**Web page and app entries**:
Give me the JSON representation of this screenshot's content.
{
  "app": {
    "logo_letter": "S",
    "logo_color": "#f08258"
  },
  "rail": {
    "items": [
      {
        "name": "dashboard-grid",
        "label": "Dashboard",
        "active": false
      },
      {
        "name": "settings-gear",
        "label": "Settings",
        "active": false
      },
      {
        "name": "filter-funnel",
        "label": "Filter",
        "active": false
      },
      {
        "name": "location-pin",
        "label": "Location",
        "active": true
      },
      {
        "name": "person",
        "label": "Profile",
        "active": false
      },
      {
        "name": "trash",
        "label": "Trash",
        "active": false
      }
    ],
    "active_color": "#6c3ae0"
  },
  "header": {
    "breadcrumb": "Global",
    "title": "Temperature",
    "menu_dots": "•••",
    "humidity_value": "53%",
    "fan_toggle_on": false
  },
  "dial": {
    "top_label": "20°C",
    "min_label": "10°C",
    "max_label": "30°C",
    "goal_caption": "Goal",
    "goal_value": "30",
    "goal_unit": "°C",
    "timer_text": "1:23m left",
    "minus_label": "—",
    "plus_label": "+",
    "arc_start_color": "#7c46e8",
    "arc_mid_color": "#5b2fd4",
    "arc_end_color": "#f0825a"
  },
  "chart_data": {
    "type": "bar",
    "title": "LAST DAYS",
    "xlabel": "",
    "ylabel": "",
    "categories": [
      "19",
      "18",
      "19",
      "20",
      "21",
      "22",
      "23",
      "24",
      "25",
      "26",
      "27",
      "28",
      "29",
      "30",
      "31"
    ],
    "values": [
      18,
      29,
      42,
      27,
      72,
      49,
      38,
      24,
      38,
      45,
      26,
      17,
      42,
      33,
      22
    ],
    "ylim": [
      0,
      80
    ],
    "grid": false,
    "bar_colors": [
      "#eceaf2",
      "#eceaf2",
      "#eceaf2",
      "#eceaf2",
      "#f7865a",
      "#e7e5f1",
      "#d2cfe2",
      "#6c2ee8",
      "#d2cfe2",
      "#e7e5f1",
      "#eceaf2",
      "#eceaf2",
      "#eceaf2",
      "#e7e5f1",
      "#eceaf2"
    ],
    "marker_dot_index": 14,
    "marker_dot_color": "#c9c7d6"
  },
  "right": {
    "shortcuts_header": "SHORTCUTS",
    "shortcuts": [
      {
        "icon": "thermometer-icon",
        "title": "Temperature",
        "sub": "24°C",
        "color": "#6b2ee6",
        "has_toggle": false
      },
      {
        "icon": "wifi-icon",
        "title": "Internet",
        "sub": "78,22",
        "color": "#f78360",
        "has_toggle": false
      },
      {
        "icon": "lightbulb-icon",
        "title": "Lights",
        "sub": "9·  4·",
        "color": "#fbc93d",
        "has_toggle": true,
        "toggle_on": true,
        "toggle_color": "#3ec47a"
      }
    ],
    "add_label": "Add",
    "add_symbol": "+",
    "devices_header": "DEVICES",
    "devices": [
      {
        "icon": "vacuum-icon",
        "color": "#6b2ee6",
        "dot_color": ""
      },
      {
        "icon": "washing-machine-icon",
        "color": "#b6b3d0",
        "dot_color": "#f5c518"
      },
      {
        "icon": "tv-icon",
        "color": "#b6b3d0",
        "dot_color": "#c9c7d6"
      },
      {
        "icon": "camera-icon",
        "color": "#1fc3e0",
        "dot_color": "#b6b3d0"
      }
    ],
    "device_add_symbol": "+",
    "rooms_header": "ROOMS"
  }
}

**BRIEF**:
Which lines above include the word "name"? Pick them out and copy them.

**YOUR RESPONSE**:
        "name": "dashboard-grid",
        "name": "settings-gear",
        "name": "filter-funnel",
        "name": "location-pin",
        "name": "person",
        "name": "trash",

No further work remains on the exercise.